Quite literally.  February 2nd is what is known in astronomy as a cross quarter day – meaning that it is midway between a solstice and an equinox – in this case, midway between winter and spring.  Winter may still be here, but the hope of spring is approaching.  We are not out of the cold yet, but the RPF seeks to bring awareness to rheumatoid disease, to bring us into sunnier days, blossoming through education and understanding.

Get Involved

As Rheumatoid Awareness Day approaches, help spread us spread the word!  Click here for a list of ways that you can get involved and help the RPF raise awareness for Rheumatoid Disease.

by KatieB


October 3, 2011 in Important

The first week in November, the Rheumatoid Patient Foundation (RPF) will exhibit at the annual Scientific Meeting of the American College of Rheumatology. The meeting is one of the largest of its kind with about fifteen thousand medical professionals attending from around the world. There are also thousands of pharmaceutical industry, biotechnology, marketing, and research personnel.

This exhibit is a unique opportunity for our organization!
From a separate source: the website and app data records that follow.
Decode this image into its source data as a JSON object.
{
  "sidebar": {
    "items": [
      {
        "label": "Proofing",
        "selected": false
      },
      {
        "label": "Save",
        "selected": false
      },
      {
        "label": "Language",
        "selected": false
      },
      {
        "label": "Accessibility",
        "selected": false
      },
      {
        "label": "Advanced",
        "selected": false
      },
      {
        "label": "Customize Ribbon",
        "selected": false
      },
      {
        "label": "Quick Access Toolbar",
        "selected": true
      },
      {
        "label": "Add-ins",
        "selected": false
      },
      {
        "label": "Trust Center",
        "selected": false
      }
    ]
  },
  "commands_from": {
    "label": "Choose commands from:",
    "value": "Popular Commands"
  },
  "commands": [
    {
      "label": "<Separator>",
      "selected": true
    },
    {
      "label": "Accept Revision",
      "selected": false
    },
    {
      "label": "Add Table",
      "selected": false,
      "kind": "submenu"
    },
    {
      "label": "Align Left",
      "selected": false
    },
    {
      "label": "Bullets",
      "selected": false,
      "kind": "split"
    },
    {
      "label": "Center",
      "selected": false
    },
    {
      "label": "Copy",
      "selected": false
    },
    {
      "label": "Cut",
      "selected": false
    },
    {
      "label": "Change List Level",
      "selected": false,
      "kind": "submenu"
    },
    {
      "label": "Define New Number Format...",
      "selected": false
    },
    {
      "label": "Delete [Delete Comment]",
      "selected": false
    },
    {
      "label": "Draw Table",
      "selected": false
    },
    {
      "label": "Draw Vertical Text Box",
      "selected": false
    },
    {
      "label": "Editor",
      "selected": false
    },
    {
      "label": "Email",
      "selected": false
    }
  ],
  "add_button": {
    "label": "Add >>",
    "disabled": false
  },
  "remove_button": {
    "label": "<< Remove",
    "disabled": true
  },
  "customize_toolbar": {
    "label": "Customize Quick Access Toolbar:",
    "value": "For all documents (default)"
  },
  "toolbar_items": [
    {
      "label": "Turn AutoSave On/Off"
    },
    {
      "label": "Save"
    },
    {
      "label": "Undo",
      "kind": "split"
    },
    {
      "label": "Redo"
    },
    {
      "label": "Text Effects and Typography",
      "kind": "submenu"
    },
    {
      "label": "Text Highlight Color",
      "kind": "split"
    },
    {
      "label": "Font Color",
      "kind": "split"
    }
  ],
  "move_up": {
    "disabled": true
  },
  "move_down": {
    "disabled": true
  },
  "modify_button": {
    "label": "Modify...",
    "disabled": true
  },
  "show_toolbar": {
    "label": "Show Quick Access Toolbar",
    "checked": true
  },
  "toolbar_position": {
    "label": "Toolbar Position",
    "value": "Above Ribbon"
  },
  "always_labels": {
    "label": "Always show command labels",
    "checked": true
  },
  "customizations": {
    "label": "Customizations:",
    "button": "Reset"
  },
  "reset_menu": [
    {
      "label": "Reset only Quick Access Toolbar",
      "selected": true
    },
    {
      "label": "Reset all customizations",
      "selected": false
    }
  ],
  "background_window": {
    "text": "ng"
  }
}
We will have an opportunity to demonstrate The Face of Rheumatoid Disease to those who diagnose the disease, to those who create the treatments, and to others who market products to us. We have several effective ways we plan to present the patient viewpoint.

However, the most thrilling is an RA VIDEO PROJECT.

We believe that this project will help those who have not experienced RA to better appreciate what RA patients experience in living with the disease. We can convey a more complete picture of the disease and of the brave struggle many people have to continue to pursue their lives while fighting RA. Patients’ lives are much more than can be seen in a clinical setting – and we will show that.

You can participate in the RA VIDEO PROJECT.

If you would like to help us to produce the video project for the ACR meeting, you can do two things.

(1) You can make a tax deductable donation to help cover costs.

(2) You can request an instructional email which will provide specific details about video clips that you can submit for possible inclusion in the RA VIDEO PROJECT. Please read that email before sending any clips.


Please consider donating to help cover the costs of creating materials for the ACR meeting – click here to donate now.

by KatieB

Rheumatoid Patient Foundation RA Survey

October 3, 2011 in Important

The RA Survey is an opportunity for patient voices to be heard.

Our first survey asks basic questions about living with RA that many patients have never been asked. Our goal is to learn more about RA patients so that we can better represent their needs.

The survey answers are anonymous. However, no one can replace your response. The more people who respond, the clearer the portrayal of RA will be.

RPF is using a secure survey service called Wufoo to manage the RA Survey. Watch for updates with some electronically generated reports produced with their program.

If you are living with Rheumatoid Disease, you can fill out your RPF RA Survey – just click here. It usually takes about 10 minutes, but you can take longer if you like.